And (as in all the views) moving the cursor to what you want to see more of will take you to the relevant application and entry - in the Inbox view you can click on Short Messages to be taken there directly.
Something not immediately obvious to people with a Series 60 phone is how to bring up a task list. In a phone straight out of the box, you can do this by holding down the ‘Menu’ key for a few seconds. This gives a vertically scrolling box that carries the icons of the programs running. You can switch to them by clicking on them, or close them by highlighting them and tapping the ‘c’lear key on the number pad.
What’s surprising is calling the task manager up when Active Desk is running, because it captures the running tasks in a list view (just like the menus in Messaging or Settings). You don’t just get the icon, but the task name, the amount of memory it is taking up (very useful to the power user…) and clear menu options to jump, close or kill any of the listed apps.
This is a nice touch, and while it seems obvious, when I first called it up I was pleasantly surprised!
Customising the Look
So what you do get is the ability to change the wallpapers, the font colour, and the appearance of the cursor. The problem is, in my opinion, these customisations don’t go far enough.
The wallpaper is a similar size and shape to that in the Phone view, so the two soft key labels at the bottom of the screen, plus the power/antenna horns, clock and title bar, will always stay white – so even a nifty piece of giving your Series 60 a ‘Paint it Black’ feeling is going to be scuppered by the "All White Now" of these two status bars. Hopefully Cibenix will look into this for version two and be able to provide full screen wallpapers.
In terms of altering the fonts, well the colour is up for grabs. Beyond that I’m not going to get a Cartoon MS font on my 7650. Boo, hiss.
Using WAP Themes
The most popular theme in TV history is I Dream of Jeannie.
Cibenix have done really well here. There is a lot of work in creating wallpapers, and then setting up the fonts and sizes over the five Active Desk screens, and the majority of Active Desk Users are going to love this little feature.
Whenever you want a new theme, all you need to do is select Download Theme in the menu. This then starts your WAP Browser and sets it hunting to the Cibenix WAP site where you can select a theme. And when you do select the theme, it installs all the relevant images, fonts, and sizes in a few seconds. Lets hope my Series 60 authors take advantage of this sort of feature.
Active Desk is a hard one to pin down. Technically it’s spotless. I’ve yet to manage to crash it on machine (mind you, I’ve yet to crash my 7650, period), and all the elements work as advertised. But I don’t think that it’s going to catch on as strongly as the Communicator version. The user base of the Series 60 phones is not as ‘geeky’ as the 9210 fraternity. We’re looking at an app that gives more power and flexibility to the end user, which is something the majority of the end users don’t need.

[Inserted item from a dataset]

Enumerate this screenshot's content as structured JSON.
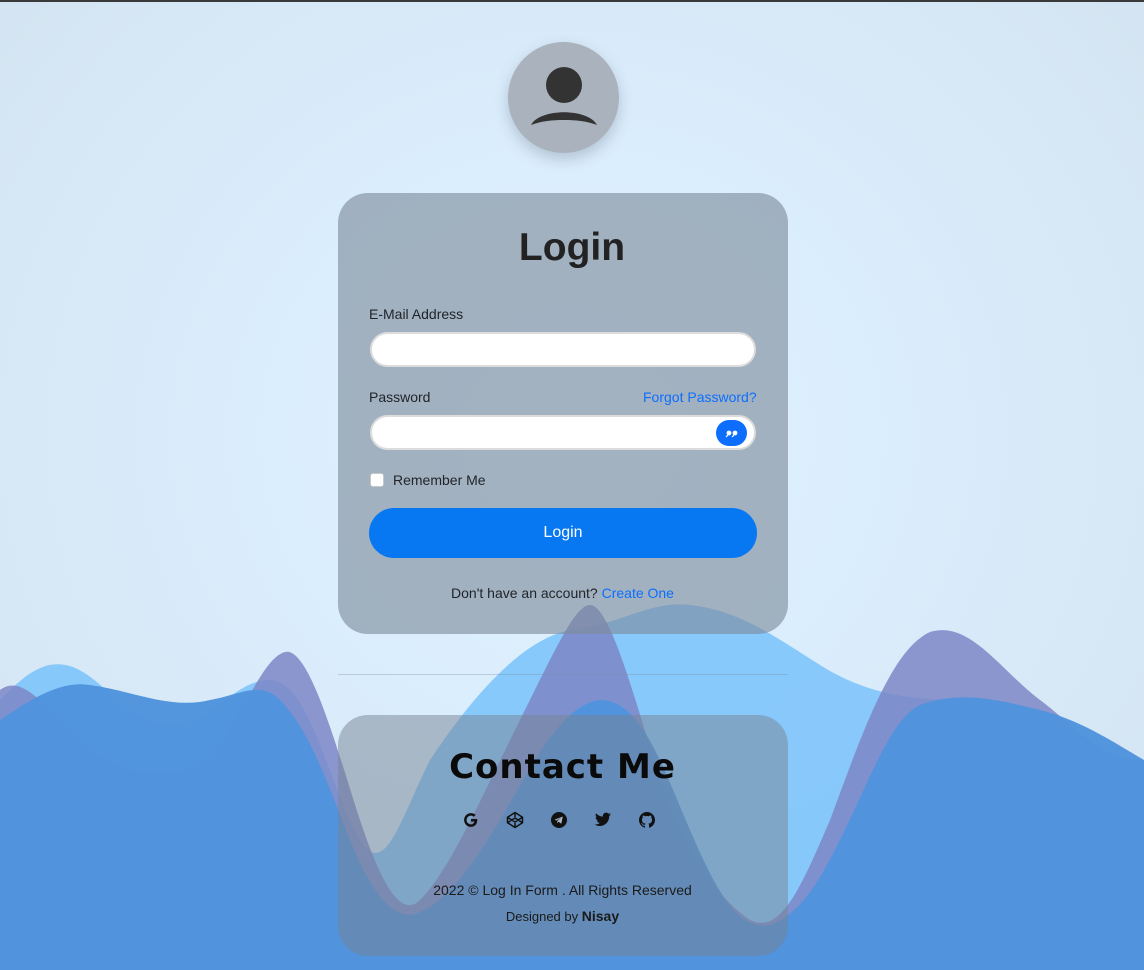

On the other hand, Active Desk looks to be a practical solution for the top 5 percent of Series 60 users who do want more power, and this limited (but vital) appeal has to be reflected in the final score. The ability to change the text colour and wallpapers is not as customisable as the Communicator version, and is strongly linked to the Nokia Style Guide, and again the power user will probably want more than what it currently delivered.
72% - Solid application that is just above average. Could be too complicated to appeal to more than the high end user.
Reviewed by Ewan Spence at